Still shunned as fringe ideologues, or worse, by Democrats and much of the formal scientific community, skeptics of global warming were nonetheless celebratory as they gathered in Washington last week for the conservative Heartland Institute's annual climate change conference. And for good reason. Climate change legislation has been on the back burner since 2009 and an increasing number of Republican lawmakers now call themselves skeptics as well. Indeed, the tide of the debate—at least politically—has turned in their favor. [See a slide show of 10 animals that are threatened by global warming.]
Political experts say that with the economy at the forefront of the nation's focus, concerns over global warming won't carry much weight in the 2012 election. At most, climate change will be just another place for candidates, especially those in the GOP, to distinguish themselves from their opponents, if they dare. "[Climate change is] part of an undercurrent. The race is going to be about the economy and the fiscal crisis. So to the degree that one or several of the candidates can work the story line that some of these concerns are having an impact on the economy, that will be a marginal help," says pollster Scott Rasmussen. "But it's not a central issue by any stretch of the imagination."
Since as far back as 2009, when Republicans led the fight against cap-and-trade legislation in the Senate, the party as a whole has been reticent to say global warming is a problem. For instance, when voting on legislation in March that would ban the Environmental Protection Agency's power to regulate greenhouse gases, every Republican on the Energy and Commerce committee refused to acknowledge by vote that climate change exists and is caused by humans.
This reflects a trend toward skepticism among voters too. Public opinion polls show that Republicans are more unsure about climate change than ever. And last year's midterms also demonstrated that climate change advocates, like former South Carolina Republican Rep. Bob Inglis, who lost his seat, aren't so popular within the party anymore. [See a slide show of 10 reasons Americans aren't talking about climate change.]
The current front-runner in GOP primary polls, former Massachusetts Gov. Mitt Romney, seems to have the most to lose from his position on the issue, says David Tuerck, executive director of the Beacon Hill Institute, a conservative research organization based in Massachusetts. In the first town hall meeting of his campaign, Romney stood by his long-established belief that global warming is real and that humans contribute to the problem. "For Romney to do that is for Romney to take responsibility for Romneycare. It doesn't help his campaign a bit," says Tuerck. "This is not going to do anyone good to attach oneself to that crusade."
While former ambassador to China and Utah Gov. Jon Huntsman has a similar position, the rest of the top GOP contenders have decided to take sides with the skeptics. Minnesota Republican Rep. Michele Bachmann, for instance, has made her point clear on the House floor, saying she believes warming is due to natural causes. She adamantly opposed cap-and-trade back in 2009 and has been one of the harshest critics of the Environmental Protection Agency, calling it the "job-killing organization of America" in the GOP primary debate last month. [Check out our new energy intelligence blog.]
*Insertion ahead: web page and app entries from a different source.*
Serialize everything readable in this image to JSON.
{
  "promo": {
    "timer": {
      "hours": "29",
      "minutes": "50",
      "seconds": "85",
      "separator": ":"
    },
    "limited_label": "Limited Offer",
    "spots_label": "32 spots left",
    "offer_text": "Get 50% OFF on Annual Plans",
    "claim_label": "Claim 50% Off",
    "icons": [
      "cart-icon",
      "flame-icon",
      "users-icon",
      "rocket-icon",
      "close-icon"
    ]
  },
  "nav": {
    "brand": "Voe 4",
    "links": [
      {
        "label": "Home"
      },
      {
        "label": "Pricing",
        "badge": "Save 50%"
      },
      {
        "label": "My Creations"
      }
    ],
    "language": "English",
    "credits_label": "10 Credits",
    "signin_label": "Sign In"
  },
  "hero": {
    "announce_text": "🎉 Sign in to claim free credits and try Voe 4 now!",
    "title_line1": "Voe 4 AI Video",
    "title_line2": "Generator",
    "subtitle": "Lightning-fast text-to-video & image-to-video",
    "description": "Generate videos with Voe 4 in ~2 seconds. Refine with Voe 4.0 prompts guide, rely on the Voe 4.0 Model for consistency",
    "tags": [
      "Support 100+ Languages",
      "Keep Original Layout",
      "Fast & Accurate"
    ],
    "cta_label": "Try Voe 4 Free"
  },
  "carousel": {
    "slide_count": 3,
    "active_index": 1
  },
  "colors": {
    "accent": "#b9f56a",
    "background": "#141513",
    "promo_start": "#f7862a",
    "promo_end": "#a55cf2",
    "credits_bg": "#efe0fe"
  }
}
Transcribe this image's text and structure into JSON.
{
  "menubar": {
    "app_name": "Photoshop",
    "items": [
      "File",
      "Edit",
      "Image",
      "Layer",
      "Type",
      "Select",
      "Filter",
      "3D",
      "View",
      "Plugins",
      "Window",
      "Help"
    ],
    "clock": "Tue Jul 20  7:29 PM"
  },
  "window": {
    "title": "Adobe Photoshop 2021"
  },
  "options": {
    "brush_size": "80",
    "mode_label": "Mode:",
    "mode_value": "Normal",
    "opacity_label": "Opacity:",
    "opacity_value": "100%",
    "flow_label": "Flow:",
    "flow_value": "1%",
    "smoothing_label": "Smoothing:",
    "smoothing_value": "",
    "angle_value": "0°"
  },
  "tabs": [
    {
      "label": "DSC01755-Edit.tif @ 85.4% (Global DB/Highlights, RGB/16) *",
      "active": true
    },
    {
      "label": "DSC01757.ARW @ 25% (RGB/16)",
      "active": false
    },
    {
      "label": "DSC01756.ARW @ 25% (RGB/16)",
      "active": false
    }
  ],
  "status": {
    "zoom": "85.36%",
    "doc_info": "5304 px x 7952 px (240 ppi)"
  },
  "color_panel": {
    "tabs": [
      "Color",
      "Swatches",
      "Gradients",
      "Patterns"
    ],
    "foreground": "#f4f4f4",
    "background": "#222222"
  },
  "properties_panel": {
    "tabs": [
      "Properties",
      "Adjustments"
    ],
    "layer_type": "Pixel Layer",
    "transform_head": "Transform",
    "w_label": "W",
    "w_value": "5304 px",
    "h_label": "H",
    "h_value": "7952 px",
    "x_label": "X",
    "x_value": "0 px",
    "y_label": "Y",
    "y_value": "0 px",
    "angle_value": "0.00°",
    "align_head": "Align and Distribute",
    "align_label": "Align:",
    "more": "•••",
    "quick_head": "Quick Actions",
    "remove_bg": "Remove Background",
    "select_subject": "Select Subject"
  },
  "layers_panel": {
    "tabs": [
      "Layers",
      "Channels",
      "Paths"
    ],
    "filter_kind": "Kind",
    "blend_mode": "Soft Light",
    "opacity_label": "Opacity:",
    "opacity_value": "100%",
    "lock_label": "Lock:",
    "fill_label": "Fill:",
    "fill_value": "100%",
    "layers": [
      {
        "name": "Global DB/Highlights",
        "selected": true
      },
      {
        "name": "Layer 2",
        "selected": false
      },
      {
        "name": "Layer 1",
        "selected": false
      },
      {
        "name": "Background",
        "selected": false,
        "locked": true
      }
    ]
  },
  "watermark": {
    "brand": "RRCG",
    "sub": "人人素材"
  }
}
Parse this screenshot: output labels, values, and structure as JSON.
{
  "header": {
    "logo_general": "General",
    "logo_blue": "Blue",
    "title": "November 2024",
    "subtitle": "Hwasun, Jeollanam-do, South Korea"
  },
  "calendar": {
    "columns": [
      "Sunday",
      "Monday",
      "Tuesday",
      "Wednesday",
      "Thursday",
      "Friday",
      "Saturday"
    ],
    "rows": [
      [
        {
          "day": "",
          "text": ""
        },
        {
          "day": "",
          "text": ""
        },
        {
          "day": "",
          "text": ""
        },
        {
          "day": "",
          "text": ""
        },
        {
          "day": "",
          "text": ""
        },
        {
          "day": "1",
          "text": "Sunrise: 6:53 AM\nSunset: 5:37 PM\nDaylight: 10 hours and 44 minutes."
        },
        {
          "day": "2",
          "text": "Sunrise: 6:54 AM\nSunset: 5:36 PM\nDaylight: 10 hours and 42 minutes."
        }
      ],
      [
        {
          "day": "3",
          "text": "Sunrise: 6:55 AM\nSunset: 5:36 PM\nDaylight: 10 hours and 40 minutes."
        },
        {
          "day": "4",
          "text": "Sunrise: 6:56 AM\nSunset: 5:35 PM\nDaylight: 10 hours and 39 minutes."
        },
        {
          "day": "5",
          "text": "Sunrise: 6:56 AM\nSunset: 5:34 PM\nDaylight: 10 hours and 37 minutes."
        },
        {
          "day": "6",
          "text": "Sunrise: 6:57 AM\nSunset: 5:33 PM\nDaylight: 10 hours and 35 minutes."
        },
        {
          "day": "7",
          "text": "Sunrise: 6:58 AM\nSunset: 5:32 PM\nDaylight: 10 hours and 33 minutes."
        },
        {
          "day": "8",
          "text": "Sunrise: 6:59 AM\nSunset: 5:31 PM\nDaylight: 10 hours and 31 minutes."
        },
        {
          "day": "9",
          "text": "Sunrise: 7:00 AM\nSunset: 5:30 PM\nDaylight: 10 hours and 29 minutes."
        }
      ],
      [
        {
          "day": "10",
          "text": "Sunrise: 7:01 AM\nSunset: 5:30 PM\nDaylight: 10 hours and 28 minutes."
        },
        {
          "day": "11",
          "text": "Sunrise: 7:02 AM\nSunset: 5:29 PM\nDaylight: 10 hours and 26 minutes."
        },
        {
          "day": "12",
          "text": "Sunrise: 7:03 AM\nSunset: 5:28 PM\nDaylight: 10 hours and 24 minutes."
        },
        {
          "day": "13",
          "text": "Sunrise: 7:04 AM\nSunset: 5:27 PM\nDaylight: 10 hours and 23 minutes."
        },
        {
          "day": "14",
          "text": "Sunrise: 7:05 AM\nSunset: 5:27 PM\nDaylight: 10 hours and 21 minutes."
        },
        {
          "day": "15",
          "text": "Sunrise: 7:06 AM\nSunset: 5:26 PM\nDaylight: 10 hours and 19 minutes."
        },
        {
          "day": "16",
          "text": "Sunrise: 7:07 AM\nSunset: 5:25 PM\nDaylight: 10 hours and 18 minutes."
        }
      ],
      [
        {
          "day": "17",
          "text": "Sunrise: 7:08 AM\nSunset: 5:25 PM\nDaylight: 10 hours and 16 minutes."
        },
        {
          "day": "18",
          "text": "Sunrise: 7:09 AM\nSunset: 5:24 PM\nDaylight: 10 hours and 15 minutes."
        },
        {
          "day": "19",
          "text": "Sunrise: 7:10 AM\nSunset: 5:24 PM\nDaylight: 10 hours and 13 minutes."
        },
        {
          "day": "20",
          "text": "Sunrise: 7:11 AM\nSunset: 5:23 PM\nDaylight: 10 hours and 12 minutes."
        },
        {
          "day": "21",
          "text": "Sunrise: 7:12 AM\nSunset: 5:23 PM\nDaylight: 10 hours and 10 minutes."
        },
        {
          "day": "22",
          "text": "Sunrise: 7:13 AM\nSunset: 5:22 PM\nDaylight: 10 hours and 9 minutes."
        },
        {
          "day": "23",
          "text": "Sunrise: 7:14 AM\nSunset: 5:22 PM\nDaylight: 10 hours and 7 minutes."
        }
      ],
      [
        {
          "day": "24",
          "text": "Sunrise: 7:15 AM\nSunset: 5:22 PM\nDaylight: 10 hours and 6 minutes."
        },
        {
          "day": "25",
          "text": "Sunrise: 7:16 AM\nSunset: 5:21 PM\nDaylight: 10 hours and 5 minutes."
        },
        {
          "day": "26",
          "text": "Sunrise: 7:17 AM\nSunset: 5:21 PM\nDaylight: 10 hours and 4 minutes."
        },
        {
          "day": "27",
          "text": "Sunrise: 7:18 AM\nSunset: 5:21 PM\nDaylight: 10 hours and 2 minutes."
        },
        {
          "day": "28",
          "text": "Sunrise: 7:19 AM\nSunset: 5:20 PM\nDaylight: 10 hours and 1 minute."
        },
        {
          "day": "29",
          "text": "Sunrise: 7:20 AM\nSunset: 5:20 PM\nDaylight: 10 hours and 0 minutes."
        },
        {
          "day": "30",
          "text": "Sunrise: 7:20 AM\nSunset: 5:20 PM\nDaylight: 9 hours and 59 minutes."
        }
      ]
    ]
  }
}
Former Minnesota Gov. Tim Pawlenty has also stood firm with the skeptics. "There is climate change. There's always been climate change," he said on Fox News last week. "The science indicates most of it, if not all of it, is caused by natural causes. And as to the potential human contribution to that, there's a great scientific dispute to that issue."
Regardless of where candidates stand, few primary voters will make climate change a deciding factor, says Anthony Watts, a meteorologist and blogger at the prominent skeptics blog Watts Up With That? "While there may be some candidates that get pooh-poohed because they might embrace the global warming issue, it won't be a deal-breaker," he says.